- Video report by ITV News Correspondent Dan Rivers
Millions of people have taken to the streets all over the world in what was the largest climate protest in history.
From Australia to Europe and on to America, the protesters called on businesses and politicians to cut emissions and act on the climate crisis.
In Britain, children and young people are walked out of schools and lectures, with hundreds of thousands of adults joining them for the first time.
According to organisers, 100,000 people have taken part in a rally in central London, with more than 20,000 thought to have marched in Edinburgh and 10,000 in Brighton as crowds flocked on to the streets around the UK.
In Belfast, the turnout was estimated to between 3,000 and 4,000, with young people taking over the Corn Market area of the city centre and staging a "mass die-in", before marching towards City Hall.
Thousands of protesters, including hundreds of children, many wearing school uniform, gathered in Birmingham's Victoria Square before marching through nearby streets.
- ITV News Science Editor Tom Clarke discusses how these protests will galvanise political action on climate change from world leaders
Some ministers and school leaders spoke out against pupils missing school to take part in the protests, but London Mayor Sadiq Khan, Green Party MP Caroline Lucas and Liberal Democrat leader Jo Swinson were among those backing the walkout for the Youth Strike 4 Climate campaign.
Mayor of London Sadiq Khan said: “It is unbelievable that we should need global strike action for the future of our planet to be taken seriously.
“The stark reality is that our climate is changing rapidly and we are running out of time to address it.
"I hope governments around the world who are failing to take action hear the voices of millions of people, young and old, unified in their call for action to save our planet.
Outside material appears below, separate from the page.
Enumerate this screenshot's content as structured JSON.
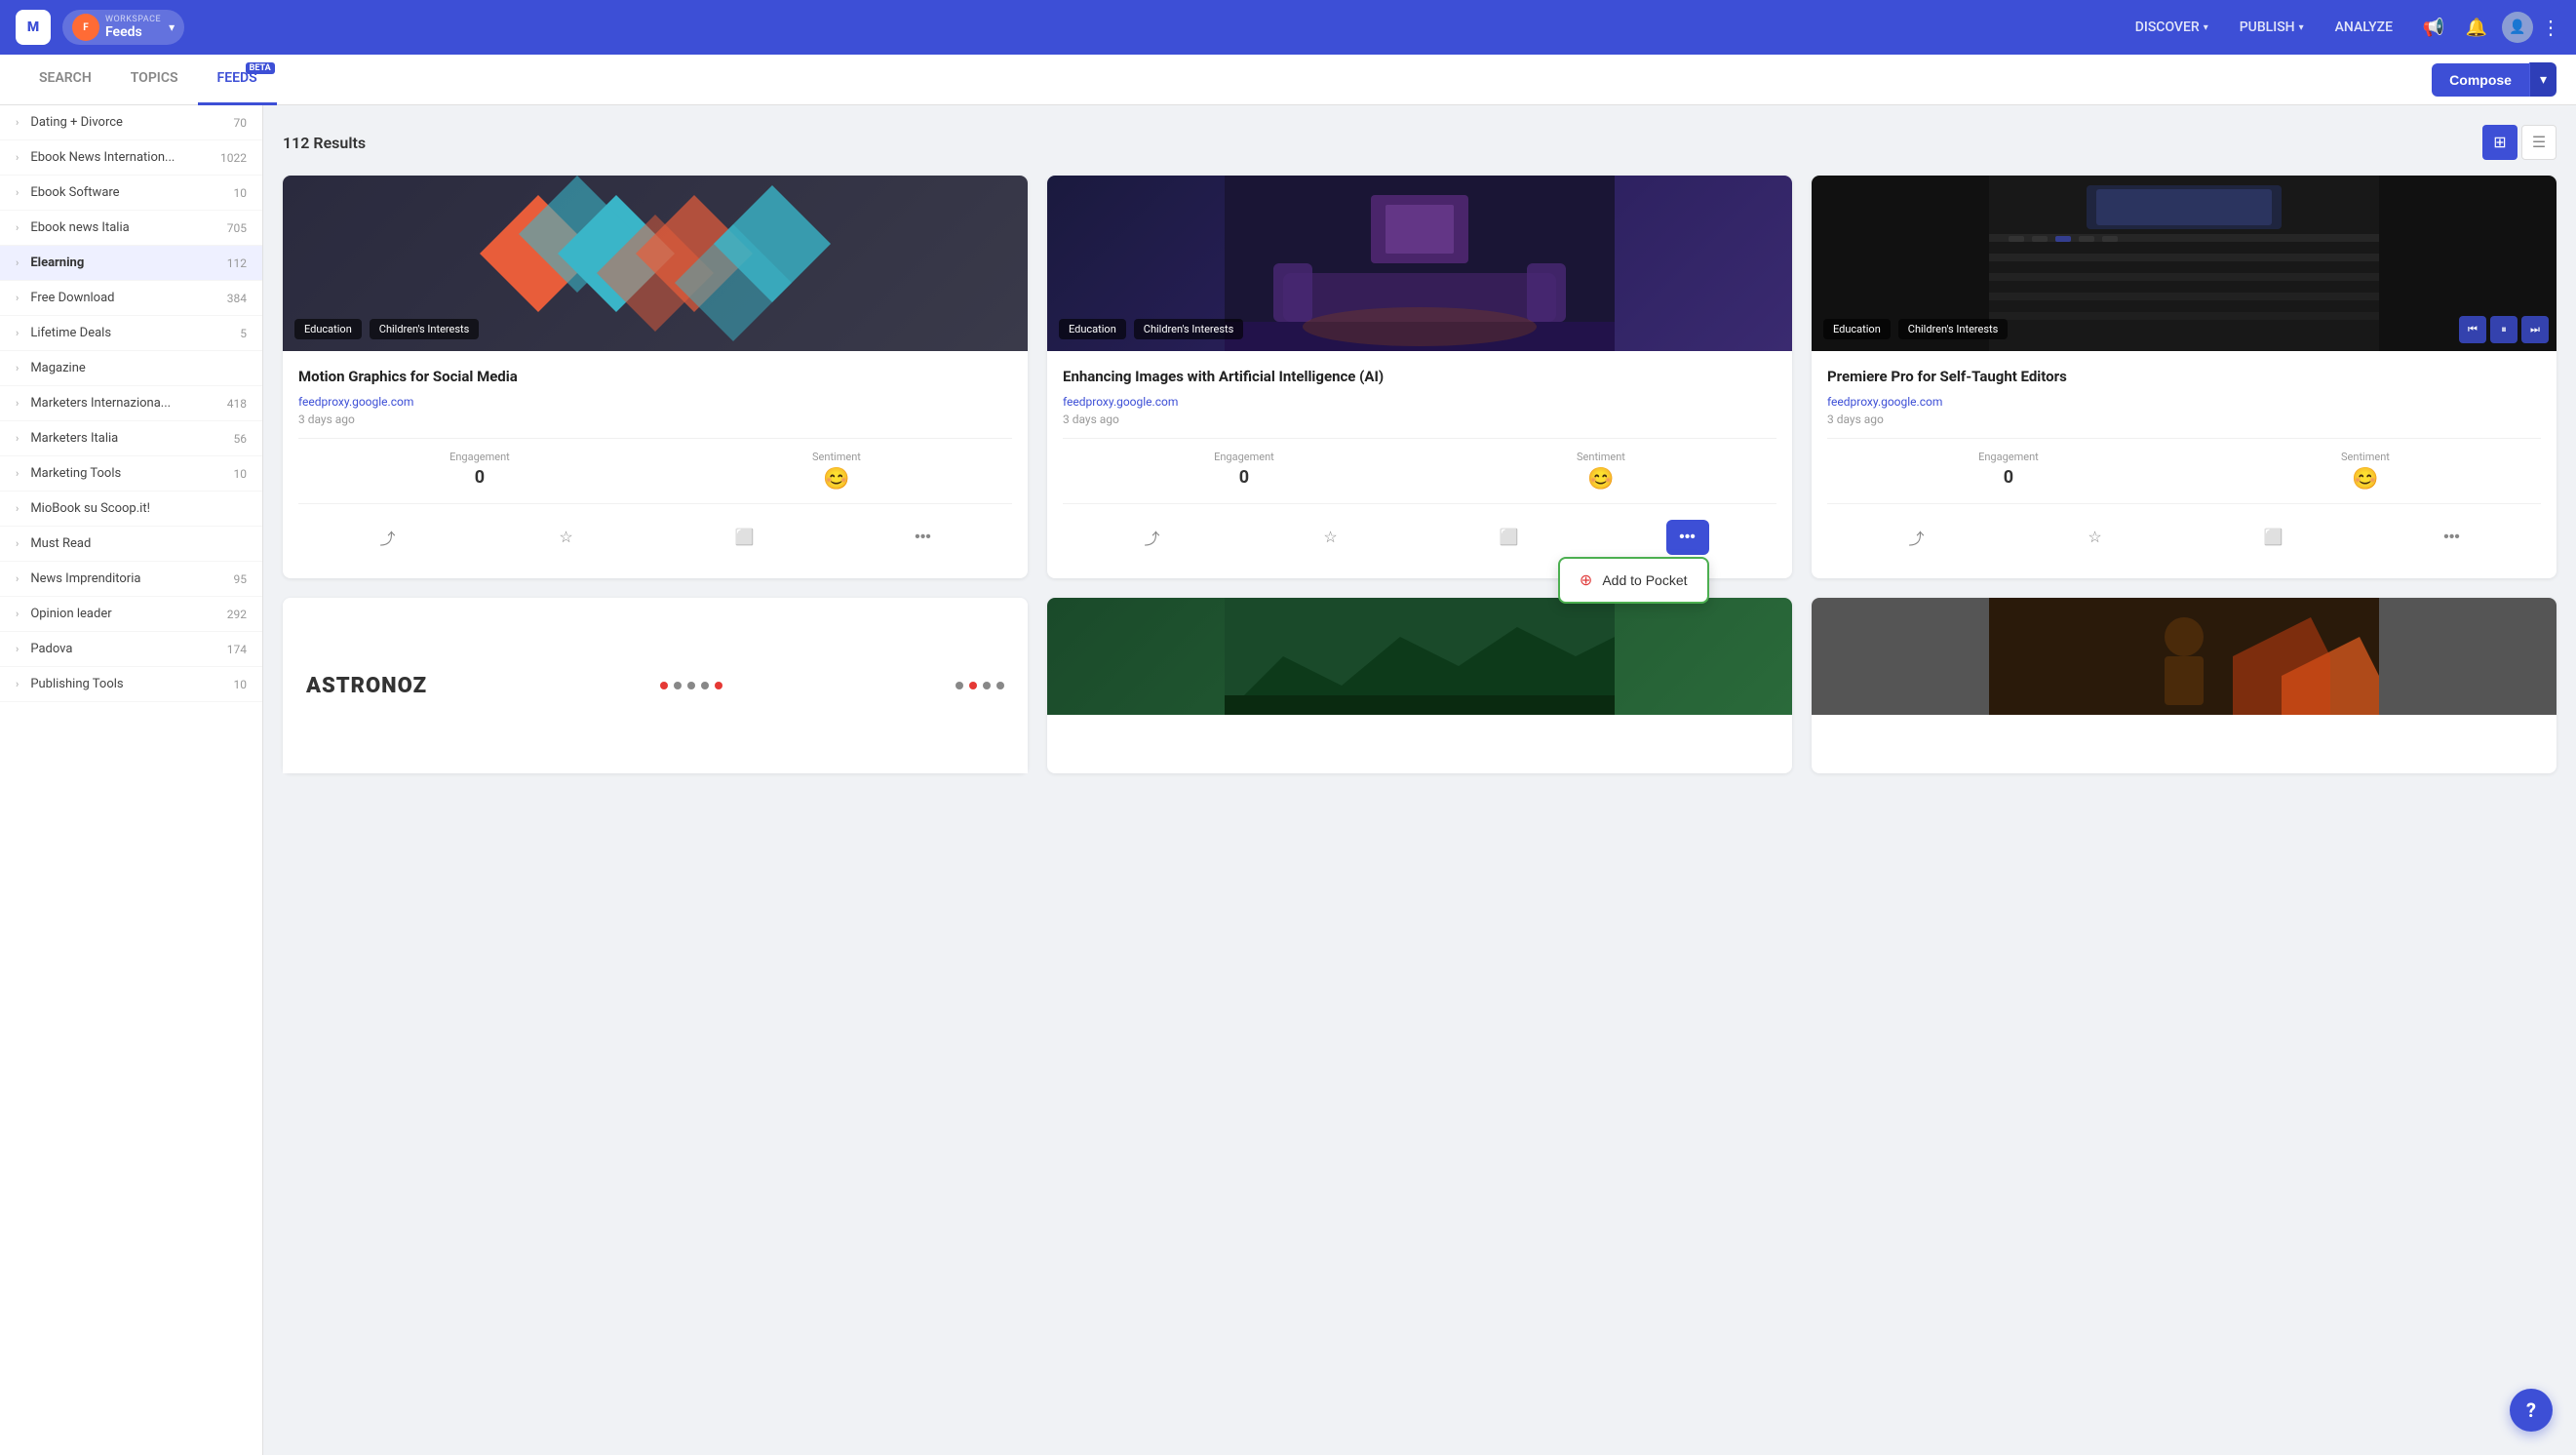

Our future depends on it."
Labour leader Jeremy Corbyn addressed a rally of climate strikers outside Parliament on Friday, while other events were being held up and down the country.
He said: "We all suffer as that carbon sink is destroyed, destroyed in order for somebody to make a short term profit.
"We are destroying species we don't even know of their existence yet and so all of us should put all of our demands on our placards."
While the protests were mainly peaceful, Met police made seven arrests for public order offences for breaching conditions set on the protest - in that protesters must gather in a specific place in Westminster.
One man was arrested under the Explosives Act for releasing a flare on Lambeth Bridge.
The first of Friday's protests kicked off in Australia, where an estimated 300,000 people gathered at more than 100 rallies calling for action to guard against climate change.
Demonstrations were also held across Europe, Asia, Africa and the US.
The protests are part of a snowballing movement sparked by teenage activist Greta Thunberg’s school strikes outside the Swedish parliament.
These monumental protests come ahead of a climate action summit in New York convened by UN secretary general Antonio Guterres, urging countries to up their climate efforts.
Much steeper measures are needed across the globe to prevent temperature rises of more than 1.5C or 2C to avoid the worst impacts of climate change.
As if to underline the urgency of the issues, the mercury is set to hit 26C this weekend - 8C above average for the time of year.
Children across the UK have missed lessons for what they say is the most important lesson of all, to tackle climate change. and to save a future they might not have if the planet continues down the current path.
- Aerial footage of the climate strike in Brighton
The UK Student Climate Network (UKSCN) said more than 200 events took place across the UK, with adults being encouraged to join the youngsters with the strikes for the first time.
UKSCN is calling on politicians to bring in a “Green New Deal” to cut the UK’s emissions to zero and improve lives, changes to education to equip youngsters to deal with the climate crisis and votes at 16 to give them a voice.
Among the many trade unions who threw their weight behind the strikes are the TUC Congress, the University and College Union and Unite, while environmental campaigners, aid agencies and faith groups joined the protests.
Some companies were actively helping staff take part by closing stores and offices, including Patagonia and Ben & Jerry's, whose sign on its central London shop on Wardour Street read: "Gone striking. Because ya know, theplanet."
The Co-operative Bank has also teamed up with Unite to support its workforce to take part in the climate strikes around the country.
Muna Suleiman, Friends of the Earth campaigner, said most people wanted to fix the climate crisis but politicians needed to act.
She said: "Right when we need our leaders to step up, they continue to let us down."
Ms Suleiman added: "From filling the skies with more planes, to backing fracking in the UK and funding oil and gas projects abroad.
"That’s why we’re standing shoulder to shoulder with young people to call on our politicians to deliver emergency climate action now."